Campaigns against the Northern Song
Campaigns against the Southern Song
After the peace treaty
^a Omitted if the date of the event is unknown.
- Holcombe 2011, p. 129.
- Lorge 2005, p. 52.
- Lorge 2005, pp. 52–53.
- Franke 1994, p. 229.
- Franke 1994, pp. 229–230.
- Mote 2003, p. 299.
- Beckwith 2009, p. 175.
- Franke 1994, p. 239.
- Franke 1994, p. 241.
- Franke 1994, p. 248.
- Chase 2003, p. 31.
- Partington 1960, pp. 263–264.
- Lorge 2008, p. 41.
- Franke 1994, p. 235.
- Lorge 2005, p. 73.
- Mote 2003, p. 196.
- Lorge 2005, p. 53.
- Franke 1994, p. 230.

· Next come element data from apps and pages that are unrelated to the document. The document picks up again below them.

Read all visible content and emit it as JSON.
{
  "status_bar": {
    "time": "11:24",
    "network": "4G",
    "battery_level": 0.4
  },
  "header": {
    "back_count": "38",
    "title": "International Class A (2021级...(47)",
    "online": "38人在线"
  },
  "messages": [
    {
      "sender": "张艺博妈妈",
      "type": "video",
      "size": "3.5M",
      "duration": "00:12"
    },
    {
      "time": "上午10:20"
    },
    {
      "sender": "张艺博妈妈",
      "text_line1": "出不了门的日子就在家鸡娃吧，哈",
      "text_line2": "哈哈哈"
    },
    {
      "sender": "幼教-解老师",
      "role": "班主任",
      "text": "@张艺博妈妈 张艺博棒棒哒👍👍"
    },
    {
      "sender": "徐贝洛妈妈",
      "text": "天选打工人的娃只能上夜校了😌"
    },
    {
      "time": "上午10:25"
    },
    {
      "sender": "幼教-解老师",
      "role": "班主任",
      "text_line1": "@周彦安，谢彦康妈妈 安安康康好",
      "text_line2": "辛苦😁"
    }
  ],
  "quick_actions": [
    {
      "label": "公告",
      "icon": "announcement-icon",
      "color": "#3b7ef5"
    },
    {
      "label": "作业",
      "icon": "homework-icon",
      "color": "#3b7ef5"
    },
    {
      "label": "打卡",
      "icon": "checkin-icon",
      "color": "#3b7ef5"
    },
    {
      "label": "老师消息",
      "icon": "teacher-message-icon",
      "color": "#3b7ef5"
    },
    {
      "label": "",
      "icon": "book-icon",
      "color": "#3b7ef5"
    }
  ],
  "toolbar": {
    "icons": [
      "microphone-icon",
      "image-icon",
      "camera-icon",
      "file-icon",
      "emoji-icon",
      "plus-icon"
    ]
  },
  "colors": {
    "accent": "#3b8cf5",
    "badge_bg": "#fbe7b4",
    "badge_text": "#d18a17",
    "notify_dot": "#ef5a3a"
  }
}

- Mote 2003, p. 301.
- Franke 1994, p. 232.
- Mote 2003, p. 303.
- Franke 1994, p. 240.
- Franke 1994, p. 242.
- Partington 1960, p. 264.
- Franke 1994, p. 243.
- Franke 1994, p. 247.
- Franke 1994, p. 249.
- Franke 1994, p. 259.
- Franke 1994, p. 261.
- Beckwith, Christopher I. (2009). Empires of the Silk Road: A History of Central Eurasia from the Bronze Age to the Present. Princeton University Press. ISBN 978-0-691-13589-2.
- Chase, Kenneth Warren (2003). Firearms: A Global History to 1700. Cambridge University Press. ISBN 978-0-521-82274-9.
- Franke, Herbert (1994). Denis C. Twitchett; Herbert Franke; John King Fairbank, eds. The Cambridge History of China: Volume 6, Alien Regimes and Border States, 710–1368. Cambridge University Press. ISBN 978-0-521-24331-5.
- Holcombe, Charles (2011). A History of East Asia: From the Origins of Civilization to the Twenty-First Century. Cambridge University Press. ISBN 978-0-521-51595-5.
- Lorge, Peter (2005). War, Politics and Society in Early Modern China, 900–1795. Routledge. ISBN 978-0-203-96929-8.
- Lorge, Peter (2008). The Asian Military Revolution: From Gunpowder to the Bomb. Cambridge University Press. ISBN 978-0-521-84682-0.
- Mote, Frederick W. (2003). Imperial China: 900–1800. Harvard University Press. ISBN 978-0-674-01212-7.
- Partington, J. R. (1960). A History of Greek Fire and Gunpowder. Johns Hopkins University Press. ISBN 978-0-8018-5954-0.